Advocates for Opioid Addiction Treatment (AOAT) and American Association for the Treatment of Opioid Dependence (AATOD)—organizations supporting PNAP—released the following statement in response to proposed updates to federal regulations of opioid treatment released on December 12, 2022 by the U.S. Department of Health and Human Services (HHS), through its Substance Abuse and Mental Health Services Administration (SAMHSA):
“We applaud SAMHSA for understanding the critical role of opioid treatment programs (OTP) in treating opioid use disorder (OUD) and the urgent need to modernize our nation’s regulations to better expand access to evidence-based treatments for OUD without compromising patient and community safety. Together, our organizations represent more than 1,000 facilities providing evidence-based care to thousands of patients every day.
We strongly support policies in the proposed rule that promote the greater use of clinical judgement and patient-centric care, especially language promoting provider discretion to prescribe take-home doses of methadone to patients. Telehealth is a lifeline for working adults, the elderly and patients in rural communities, and we are encouraged by SAMSHA’s proposals to expand its use and make permanent some of the flexibilities enacted during the public health emergency. We are also pleased to see language removing the one-year requirement for opioid addiction before admission to an OTP—this barrier to lifesaving care needlessly prevents thousands of Americans every day from receiving the medication-assisted treatment (MAT) they need and deserve. These, and other proposed changes, will force us to modernize our approaches and spur us to remove barriers to care so more Americans with opioid use disorder can access life-saving medications.
Despite calls from some in Congress and addiction academics without clinical experience to simply deregulate methadone prescribing and dispensing as a solution to our nation’s opioid epidemic, we are deeply appreciative of SAMHSA’s understanding of the critical role of OTP multi-disciplinary teams and the psychosocial services they provide. This gold standard of care is supported by over 50 years of data and patient recovery success.

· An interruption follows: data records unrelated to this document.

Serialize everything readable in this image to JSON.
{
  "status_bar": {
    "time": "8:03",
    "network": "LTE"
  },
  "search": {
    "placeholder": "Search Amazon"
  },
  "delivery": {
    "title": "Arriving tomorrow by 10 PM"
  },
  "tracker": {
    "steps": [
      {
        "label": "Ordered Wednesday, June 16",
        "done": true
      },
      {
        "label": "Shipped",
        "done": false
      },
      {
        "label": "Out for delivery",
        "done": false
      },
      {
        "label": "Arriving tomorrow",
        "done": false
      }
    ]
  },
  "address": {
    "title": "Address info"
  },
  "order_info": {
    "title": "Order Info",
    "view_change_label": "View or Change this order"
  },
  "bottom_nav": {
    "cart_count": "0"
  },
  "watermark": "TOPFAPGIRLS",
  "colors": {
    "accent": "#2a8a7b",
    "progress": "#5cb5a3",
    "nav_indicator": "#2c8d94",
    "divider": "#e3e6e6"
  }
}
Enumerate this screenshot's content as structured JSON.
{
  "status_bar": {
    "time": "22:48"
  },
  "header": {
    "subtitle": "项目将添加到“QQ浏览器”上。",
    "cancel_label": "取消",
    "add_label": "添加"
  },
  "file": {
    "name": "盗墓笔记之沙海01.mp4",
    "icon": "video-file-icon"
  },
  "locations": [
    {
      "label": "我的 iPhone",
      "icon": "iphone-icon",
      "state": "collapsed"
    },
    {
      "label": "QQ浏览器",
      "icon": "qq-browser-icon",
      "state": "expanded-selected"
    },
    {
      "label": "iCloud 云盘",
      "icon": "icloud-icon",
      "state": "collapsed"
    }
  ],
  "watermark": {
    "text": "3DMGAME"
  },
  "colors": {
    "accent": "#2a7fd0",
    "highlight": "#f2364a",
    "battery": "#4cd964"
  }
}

SAMHSA has deftly threaded the needle of reforming outdated language and policies while preserving the therapeutic integrity of a system of care that has saved countless lives.
We applaud the agency’s commitment to proposing regulation changes that are evidence-based and supported by widely accepted clinical outcomes studies. We look forward to providing written comments to SAMHSA and working closely with the agency to ensure scientific evidence and clinical outcomes remain at the forefront of all policy proposals aimed at expanding access to lifesaving addiction care.”
Advocates for Opioid Addiction Treatment (AOAT) is a national coalition committed to providing the highest quality of care to our patients by protecting and expanding access to medication-assisted treatment (MAT) for all Americans. AOAT members represent 550 OTP facilities and Office-Based Opioid Treatment (OBOT) practices serving over 150,000 patients daily across 43 states.
The American Association for the Treatment of Opioid Dependence (AATOD) was founded in 1984 to enhance the quality of patient care in treatment programs by promoting the growth and development of comprehensive opioid treatment services throughout the United States. AATOD represents more than 1,100 Opioid Treatment Programs in the United States. AATOD has thirty state chapters and is also a founding partner in the development of the World Federation for the Treatment of Opioid Dependence, which represents another 600 treatment programs throughout Europe.